═════ Given data ═════
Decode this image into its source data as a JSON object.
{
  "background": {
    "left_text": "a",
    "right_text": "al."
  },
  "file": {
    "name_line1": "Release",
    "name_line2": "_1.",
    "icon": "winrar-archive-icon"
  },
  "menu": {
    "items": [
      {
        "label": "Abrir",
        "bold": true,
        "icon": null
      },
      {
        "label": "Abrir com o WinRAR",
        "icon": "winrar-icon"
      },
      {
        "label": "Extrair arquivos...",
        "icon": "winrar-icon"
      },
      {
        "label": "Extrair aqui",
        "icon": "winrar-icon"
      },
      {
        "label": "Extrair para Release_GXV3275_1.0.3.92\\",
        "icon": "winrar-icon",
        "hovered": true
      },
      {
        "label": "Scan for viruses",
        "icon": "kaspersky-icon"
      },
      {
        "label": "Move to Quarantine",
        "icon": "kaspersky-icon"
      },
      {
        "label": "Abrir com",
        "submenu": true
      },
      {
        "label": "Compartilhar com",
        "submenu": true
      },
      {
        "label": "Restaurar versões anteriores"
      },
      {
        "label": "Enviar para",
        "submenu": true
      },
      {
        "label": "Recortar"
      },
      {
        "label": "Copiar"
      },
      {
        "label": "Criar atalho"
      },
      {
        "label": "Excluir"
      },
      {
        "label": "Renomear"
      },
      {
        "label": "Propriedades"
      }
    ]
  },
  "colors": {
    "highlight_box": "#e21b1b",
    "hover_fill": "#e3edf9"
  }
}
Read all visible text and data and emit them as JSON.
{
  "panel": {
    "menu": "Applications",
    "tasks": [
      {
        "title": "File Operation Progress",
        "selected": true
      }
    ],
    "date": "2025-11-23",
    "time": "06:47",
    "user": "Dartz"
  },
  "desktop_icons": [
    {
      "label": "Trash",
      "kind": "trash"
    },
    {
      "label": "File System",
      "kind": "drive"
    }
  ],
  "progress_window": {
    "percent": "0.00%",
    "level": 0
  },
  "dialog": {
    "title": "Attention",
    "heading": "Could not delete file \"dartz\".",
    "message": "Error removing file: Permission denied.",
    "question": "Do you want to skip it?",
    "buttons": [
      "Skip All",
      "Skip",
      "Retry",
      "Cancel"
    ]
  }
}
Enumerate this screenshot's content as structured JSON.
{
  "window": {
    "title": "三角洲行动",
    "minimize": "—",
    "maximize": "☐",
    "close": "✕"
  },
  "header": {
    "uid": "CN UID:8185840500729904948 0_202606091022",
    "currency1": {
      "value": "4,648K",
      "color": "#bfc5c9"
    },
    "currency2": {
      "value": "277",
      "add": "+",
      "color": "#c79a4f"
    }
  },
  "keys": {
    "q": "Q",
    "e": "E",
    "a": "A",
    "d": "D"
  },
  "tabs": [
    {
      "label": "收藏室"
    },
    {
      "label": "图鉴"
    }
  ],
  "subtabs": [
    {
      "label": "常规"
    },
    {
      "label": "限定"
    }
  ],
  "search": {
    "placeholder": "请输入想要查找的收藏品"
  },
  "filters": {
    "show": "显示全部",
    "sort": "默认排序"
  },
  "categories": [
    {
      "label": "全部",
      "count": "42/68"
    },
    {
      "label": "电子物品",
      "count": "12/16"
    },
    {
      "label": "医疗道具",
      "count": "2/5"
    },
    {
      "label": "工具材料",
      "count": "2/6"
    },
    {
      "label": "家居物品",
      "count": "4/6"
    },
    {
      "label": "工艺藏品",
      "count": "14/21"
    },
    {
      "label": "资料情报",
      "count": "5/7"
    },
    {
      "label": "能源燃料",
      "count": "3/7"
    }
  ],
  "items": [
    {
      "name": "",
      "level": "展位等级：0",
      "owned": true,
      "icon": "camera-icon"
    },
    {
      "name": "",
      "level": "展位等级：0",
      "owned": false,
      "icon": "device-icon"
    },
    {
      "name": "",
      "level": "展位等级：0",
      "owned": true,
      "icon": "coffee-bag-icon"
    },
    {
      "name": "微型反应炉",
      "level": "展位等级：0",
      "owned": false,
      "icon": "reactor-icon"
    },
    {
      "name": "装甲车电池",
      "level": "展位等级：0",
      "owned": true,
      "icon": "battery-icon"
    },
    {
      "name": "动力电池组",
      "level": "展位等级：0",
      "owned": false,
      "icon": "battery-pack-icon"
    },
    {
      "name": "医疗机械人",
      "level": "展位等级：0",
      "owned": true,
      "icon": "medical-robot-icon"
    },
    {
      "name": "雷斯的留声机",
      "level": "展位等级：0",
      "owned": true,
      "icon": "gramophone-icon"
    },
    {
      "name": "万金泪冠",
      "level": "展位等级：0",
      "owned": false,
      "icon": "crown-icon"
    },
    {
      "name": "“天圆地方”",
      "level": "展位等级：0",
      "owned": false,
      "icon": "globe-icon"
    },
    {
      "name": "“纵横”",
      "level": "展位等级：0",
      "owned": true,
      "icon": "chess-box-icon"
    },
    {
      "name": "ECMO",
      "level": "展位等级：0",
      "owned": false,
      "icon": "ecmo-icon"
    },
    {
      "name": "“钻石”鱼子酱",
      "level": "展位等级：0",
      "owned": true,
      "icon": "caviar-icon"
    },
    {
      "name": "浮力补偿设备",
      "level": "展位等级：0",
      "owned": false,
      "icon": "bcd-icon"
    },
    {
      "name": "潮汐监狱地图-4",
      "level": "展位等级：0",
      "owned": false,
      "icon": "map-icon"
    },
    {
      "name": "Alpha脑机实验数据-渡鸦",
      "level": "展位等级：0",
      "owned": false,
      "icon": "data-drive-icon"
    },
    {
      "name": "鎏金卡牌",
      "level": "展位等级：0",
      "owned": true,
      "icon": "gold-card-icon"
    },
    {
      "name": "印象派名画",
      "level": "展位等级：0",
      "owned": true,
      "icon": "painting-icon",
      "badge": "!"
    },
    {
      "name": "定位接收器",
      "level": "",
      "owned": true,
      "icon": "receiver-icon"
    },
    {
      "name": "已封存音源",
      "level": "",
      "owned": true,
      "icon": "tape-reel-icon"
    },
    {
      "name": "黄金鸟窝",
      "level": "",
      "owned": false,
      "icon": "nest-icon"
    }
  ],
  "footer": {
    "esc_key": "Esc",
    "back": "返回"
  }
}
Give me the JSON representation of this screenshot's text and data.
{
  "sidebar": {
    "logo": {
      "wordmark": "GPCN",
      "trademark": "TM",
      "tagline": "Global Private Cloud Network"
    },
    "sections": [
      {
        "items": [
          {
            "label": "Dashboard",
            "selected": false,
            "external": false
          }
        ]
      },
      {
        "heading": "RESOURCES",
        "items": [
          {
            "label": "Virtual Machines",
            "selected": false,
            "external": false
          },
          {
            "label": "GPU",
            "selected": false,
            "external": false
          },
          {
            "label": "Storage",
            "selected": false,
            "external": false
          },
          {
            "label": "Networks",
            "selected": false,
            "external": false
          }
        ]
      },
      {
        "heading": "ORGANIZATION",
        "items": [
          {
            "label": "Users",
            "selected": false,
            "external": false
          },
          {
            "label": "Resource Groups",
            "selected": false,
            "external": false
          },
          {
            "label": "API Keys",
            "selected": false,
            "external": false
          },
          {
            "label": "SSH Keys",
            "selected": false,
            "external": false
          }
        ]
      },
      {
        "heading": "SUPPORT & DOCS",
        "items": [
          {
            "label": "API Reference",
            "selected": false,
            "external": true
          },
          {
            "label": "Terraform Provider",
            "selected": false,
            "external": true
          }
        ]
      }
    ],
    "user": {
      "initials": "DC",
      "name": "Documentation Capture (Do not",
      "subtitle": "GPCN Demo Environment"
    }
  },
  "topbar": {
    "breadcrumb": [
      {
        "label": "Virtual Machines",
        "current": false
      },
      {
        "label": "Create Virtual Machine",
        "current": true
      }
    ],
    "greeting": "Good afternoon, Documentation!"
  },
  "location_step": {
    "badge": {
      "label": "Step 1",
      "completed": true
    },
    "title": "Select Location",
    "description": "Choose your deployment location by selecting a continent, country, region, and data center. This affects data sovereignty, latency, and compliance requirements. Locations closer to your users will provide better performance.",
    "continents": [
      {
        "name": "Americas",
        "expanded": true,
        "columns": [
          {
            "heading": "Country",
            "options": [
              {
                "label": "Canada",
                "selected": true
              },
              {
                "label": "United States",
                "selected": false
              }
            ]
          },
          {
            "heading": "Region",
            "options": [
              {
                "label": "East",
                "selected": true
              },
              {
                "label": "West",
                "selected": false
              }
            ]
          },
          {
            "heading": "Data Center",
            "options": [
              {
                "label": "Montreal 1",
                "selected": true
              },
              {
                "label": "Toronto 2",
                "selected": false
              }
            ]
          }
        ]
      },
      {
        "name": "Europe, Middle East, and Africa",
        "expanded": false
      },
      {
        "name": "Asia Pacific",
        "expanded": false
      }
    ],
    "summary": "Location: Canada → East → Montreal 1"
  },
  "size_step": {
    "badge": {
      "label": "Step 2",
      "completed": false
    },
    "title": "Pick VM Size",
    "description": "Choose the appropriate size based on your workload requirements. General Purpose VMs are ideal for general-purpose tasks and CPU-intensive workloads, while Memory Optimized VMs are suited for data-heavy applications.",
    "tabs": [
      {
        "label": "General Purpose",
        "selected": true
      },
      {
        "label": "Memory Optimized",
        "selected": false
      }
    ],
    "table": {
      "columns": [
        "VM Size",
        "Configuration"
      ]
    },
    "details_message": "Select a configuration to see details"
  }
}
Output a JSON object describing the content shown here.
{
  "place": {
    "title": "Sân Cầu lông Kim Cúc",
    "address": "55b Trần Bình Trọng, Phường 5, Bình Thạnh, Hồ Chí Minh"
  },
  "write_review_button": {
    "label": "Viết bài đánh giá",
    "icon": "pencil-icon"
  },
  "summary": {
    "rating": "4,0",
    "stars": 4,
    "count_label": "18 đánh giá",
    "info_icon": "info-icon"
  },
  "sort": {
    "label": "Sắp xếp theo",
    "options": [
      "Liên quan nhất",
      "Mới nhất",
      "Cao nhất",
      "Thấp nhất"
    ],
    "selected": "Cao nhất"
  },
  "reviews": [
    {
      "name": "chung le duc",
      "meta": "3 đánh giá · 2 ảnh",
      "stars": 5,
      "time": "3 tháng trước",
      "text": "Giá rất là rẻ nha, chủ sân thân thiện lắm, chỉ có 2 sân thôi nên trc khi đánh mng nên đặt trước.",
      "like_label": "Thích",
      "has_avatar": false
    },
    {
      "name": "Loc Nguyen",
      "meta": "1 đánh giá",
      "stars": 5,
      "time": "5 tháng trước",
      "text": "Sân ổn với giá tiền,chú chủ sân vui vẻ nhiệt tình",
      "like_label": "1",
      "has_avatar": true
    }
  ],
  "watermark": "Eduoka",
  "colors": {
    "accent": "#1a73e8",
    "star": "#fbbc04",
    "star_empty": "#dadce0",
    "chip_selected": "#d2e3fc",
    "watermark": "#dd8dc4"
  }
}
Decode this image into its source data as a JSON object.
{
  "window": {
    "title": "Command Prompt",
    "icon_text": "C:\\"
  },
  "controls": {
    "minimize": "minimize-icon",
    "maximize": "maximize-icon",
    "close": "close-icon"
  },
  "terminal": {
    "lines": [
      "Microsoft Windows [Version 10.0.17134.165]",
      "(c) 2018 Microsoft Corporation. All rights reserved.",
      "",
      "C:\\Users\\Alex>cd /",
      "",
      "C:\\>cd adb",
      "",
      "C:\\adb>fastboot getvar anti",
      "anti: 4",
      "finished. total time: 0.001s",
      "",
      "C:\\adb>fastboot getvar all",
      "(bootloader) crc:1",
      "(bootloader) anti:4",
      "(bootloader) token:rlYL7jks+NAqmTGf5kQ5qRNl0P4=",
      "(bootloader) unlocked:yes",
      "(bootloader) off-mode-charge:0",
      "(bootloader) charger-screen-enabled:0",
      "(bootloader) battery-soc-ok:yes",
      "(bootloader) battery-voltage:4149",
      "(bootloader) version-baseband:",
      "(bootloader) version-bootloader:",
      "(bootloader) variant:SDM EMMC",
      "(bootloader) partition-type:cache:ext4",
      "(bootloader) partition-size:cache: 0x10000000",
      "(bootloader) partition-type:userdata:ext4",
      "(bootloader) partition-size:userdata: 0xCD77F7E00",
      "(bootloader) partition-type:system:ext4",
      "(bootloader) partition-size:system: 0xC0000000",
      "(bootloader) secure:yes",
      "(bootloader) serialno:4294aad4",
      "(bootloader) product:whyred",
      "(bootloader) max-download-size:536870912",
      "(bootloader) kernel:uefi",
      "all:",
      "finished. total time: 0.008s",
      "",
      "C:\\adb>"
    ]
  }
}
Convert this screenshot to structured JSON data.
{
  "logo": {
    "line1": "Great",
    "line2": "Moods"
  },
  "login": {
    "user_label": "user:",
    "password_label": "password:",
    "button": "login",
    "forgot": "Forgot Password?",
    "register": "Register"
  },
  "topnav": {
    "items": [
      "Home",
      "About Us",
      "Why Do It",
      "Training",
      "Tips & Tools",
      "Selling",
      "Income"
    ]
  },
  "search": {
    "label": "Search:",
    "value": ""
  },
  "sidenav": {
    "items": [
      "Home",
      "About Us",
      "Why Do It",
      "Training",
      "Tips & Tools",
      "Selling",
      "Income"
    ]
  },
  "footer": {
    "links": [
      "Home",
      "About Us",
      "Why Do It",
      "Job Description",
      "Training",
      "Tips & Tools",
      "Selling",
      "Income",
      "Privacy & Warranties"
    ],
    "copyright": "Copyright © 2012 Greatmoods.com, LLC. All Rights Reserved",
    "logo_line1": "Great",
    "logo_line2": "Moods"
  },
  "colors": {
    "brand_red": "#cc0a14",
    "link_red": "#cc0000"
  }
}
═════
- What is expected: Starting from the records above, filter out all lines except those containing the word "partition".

- Answer to the problem:
      "(bootloader) partition-type:cache:ext4",
      "(bootloader) partition-size:cache: 0x10000000",
      "(bootloader) partition-type:userdata:ext4",
      "(bootloader) partition-size:userdata: 0xCD77F7E00",
      "(bootloader) partition-type:system:ext4",
      "(bootloader) partition-size:system: 0xC0000000",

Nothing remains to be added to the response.